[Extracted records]
* * * * * * * * *

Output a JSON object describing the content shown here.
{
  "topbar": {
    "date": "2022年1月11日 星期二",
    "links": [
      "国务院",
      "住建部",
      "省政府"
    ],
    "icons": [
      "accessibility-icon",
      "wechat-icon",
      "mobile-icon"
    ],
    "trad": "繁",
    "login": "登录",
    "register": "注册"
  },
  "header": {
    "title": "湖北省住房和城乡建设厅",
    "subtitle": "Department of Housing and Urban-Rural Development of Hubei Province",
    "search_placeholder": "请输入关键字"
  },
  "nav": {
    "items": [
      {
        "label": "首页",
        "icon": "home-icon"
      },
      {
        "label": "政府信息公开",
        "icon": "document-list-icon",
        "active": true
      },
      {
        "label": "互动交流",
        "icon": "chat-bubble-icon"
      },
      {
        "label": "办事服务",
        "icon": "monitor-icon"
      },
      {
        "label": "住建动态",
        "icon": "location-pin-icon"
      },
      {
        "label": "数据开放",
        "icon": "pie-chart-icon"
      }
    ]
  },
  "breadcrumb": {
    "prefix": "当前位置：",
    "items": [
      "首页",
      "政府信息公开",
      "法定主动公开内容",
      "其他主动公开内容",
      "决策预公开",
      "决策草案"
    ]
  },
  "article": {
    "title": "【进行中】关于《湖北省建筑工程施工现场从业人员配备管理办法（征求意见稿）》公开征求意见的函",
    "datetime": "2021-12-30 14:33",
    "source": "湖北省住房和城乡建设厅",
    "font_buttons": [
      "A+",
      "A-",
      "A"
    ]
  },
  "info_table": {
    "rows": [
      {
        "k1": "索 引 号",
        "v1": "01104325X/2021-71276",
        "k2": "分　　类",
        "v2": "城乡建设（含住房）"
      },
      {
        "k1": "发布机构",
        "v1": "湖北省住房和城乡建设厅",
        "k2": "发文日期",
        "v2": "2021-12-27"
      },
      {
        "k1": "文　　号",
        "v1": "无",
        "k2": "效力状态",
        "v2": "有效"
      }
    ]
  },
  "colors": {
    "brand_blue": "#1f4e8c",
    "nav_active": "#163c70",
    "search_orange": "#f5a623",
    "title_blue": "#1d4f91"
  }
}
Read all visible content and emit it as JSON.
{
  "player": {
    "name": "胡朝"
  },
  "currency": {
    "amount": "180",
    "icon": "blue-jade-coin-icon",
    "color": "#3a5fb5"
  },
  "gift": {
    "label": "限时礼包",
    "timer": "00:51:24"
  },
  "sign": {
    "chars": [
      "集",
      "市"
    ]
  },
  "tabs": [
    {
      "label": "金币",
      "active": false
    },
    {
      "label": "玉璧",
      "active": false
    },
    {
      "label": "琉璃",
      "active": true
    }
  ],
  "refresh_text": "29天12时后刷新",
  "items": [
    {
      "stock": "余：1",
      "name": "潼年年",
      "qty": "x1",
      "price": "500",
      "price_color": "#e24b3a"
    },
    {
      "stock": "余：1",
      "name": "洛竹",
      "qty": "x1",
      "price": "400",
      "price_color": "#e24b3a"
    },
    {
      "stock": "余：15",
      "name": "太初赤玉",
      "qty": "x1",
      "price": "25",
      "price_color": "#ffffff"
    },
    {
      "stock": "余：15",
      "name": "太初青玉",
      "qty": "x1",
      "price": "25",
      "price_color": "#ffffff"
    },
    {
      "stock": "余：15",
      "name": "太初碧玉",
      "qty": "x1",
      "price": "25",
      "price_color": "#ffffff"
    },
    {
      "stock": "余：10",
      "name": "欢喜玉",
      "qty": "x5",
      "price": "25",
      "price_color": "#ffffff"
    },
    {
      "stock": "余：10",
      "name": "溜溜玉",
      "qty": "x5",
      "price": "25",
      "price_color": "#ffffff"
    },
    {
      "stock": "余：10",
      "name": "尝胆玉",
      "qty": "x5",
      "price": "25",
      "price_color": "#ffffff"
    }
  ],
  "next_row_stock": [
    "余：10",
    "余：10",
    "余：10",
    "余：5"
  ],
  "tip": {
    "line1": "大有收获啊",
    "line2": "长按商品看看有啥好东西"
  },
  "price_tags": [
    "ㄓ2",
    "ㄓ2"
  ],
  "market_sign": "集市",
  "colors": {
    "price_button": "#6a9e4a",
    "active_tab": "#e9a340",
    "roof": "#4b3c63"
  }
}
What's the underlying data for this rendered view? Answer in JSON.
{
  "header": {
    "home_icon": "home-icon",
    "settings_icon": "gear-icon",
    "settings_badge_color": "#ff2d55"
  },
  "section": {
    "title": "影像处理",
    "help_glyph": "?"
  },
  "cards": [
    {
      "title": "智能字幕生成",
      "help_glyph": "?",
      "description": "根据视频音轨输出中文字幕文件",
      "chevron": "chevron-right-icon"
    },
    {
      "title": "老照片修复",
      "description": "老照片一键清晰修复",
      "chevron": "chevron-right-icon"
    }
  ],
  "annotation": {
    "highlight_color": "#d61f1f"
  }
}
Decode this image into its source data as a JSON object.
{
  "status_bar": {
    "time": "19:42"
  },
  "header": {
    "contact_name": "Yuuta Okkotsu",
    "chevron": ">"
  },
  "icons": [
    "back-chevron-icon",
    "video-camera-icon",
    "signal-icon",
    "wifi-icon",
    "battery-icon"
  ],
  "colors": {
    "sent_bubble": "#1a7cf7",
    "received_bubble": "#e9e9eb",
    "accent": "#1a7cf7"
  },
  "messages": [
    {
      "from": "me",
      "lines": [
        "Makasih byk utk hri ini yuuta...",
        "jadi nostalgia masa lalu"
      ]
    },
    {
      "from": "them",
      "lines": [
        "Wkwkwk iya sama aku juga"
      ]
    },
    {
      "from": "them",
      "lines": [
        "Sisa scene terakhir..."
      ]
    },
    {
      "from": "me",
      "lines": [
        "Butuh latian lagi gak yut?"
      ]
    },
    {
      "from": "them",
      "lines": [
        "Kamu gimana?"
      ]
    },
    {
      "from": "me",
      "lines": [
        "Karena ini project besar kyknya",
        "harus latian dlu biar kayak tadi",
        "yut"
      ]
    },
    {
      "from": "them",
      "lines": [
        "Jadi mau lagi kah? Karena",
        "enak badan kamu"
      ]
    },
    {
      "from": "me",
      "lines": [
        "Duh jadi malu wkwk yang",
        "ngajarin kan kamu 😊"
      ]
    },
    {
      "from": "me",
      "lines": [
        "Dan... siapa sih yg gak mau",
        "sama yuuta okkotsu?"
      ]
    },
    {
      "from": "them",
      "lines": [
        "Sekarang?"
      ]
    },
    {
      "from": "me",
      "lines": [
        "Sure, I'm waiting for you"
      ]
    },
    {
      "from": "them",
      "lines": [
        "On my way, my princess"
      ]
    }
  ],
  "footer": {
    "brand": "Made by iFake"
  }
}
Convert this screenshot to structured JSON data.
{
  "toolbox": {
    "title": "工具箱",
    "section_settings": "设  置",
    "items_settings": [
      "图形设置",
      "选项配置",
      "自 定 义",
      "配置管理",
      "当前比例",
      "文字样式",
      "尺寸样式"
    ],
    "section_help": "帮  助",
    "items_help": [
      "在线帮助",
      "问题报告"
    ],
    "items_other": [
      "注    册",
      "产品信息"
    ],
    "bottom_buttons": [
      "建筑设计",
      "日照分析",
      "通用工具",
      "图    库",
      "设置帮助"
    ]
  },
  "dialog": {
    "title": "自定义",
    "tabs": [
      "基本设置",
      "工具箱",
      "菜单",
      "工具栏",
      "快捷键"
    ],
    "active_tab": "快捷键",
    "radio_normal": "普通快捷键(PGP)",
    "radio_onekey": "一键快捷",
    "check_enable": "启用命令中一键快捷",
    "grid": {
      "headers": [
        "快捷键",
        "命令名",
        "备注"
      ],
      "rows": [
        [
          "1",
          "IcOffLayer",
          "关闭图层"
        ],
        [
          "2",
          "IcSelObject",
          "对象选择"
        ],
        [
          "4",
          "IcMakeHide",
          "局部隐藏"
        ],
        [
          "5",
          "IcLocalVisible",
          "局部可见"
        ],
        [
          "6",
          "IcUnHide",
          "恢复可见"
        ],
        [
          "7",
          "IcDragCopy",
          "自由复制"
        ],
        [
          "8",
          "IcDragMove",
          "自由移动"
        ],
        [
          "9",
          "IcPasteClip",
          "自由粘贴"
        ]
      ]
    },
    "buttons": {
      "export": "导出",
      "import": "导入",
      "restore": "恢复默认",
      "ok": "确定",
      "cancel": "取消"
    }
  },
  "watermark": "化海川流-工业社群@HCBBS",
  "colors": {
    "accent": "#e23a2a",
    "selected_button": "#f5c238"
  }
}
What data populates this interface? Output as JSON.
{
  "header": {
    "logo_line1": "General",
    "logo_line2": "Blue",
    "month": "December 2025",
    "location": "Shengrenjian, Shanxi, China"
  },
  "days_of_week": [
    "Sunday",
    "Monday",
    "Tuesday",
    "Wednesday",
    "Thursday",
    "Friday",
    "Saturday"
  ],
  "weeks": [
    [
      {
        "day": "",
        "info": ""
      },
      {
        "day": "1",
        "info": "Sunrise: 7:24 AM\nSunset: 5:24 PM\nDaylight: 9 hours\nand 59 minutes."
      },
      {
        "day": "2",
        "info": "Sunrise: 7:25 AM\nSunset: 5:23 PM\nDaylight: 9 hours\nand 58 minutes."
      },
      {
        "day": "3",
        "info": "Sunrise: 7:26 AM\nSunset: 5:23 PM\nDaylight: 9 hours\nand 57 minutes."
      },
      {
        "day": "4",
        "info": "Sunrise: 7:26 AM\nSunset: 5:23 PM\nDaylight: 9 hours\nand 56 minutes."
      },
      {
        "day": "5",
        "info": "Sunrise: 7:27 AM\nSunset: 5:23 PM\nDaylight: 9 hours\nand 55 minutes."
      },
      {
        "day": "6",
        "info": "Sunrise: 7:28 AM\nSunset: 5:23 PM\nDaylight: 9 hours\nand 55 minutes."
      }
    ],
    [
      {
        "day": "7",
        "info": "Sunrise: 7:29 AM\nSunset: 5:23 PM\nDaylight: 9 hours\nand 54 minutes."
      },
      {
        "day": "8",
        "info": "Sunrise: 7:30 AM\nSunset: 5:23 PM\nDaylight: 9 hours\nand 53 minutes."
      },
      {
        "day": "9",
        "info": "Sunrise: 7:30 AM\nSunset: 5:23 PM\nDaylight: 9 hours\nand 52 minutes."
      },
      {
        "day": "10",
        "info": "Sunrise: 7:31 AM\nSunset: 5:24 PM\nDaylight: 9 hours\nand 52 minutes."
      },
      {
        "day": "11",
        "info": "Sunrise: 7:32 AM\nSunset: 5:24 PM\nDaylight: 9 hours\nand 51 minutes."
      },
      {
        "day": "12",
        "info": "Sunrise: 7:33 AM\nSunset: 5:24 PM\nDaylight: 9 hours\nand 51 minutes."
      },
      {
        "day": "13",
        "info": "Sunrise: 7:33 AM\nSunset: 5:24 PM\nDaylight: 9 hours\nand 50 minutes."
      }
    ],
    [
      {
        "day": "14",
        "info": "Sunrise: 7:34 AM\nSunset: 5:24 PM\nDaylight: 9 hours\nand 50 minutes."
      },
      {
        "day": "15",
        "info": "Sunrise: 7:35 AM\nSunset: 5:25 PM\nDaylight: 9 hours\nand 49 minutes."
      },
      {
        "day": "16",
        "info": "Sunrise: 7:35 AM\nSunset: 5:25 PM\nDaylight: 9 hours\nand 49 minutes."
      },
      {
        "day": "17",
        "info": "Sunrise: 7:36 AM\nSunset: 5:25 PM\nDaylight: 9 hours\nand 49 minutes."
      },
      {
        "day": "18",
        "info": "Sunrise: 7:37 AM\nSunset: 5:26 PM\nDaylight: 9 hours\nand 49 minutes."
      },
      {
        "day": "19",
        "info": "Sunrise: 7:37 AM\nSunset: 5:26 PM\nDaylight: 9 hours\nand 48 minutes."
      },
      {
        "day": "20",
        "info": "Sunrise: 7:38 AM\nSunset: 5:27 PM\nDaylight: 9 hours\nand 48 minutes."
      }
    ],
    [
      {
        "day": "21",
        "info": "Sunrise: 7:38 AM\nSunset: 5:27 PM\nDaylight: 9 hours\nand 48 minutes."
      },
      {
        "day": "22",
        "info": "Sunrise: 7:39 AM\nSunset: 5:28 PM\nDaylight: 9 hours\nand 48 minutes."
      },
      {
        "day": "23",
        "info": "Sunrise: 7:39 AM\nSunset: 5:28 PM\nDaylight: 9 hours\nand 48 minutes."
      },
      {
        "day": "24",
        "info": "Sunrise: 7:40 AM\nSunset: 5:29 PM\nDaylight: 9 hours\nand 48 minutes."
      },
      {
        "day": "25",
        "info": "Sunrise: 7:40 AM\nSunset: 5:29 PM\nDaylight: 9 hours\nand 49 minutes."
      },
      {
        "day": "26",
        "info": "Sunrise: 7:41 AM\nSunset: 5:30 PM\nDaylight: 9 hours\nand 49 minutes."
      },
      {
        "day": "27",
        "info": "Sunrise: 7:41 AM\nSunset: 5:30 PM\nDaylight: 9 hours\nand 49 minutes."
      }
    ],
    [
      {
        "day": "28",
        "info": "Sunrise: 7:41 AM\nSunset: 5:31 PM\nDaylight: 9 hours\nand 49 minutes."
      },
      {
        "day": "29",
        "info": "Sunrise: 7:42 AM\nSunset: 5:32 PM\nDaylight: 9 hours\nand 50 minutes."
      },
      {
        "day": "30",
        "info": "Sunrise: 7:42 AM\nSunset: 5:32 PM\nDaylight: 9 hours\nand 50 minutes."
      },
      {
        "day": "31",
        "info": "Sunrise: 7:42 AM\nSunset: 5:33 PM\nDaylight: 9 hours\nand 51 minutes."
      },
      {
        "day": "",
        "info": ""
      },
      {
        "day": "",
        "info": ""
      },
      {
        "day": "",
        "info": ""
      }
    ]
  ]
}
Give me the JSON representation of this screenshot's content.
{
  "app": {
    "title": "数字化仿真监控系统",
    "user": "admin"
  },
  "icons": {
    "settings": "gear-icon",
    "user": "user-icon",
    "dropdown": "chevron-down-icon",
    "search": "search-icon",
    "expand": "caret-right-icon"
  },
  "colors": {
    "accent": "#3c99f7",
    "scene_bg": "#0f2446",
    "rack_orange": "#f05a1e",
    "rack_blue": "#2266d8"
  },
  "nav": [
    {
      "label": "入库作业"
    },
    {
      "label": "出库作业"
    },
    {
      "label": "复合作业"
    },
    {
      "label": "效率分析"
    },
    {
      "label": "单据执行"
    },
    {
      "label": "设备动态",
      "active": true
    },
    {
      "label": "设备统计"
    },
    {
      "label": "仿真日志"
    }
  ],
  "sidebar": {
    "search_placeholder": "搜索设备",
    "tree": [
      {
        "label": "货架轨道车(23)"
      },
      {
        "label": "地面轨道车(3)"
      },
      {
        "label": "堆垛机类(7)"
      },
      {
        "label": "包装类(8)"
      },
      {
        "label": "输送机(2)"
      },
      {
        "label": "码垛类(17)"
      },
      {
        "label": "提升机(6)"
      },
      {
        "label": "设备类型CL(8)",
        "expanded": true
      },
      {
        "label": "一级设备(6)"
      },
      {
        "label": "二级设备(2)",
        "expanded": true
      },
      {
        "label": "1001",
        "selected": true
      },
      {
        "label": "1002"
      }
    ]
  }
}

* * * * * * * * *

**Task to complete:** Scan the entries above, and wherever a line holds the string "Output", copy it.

**Result for this exercise:**
Output a JSON object describing the content shown here.
What data populates this interface? Output as JSON.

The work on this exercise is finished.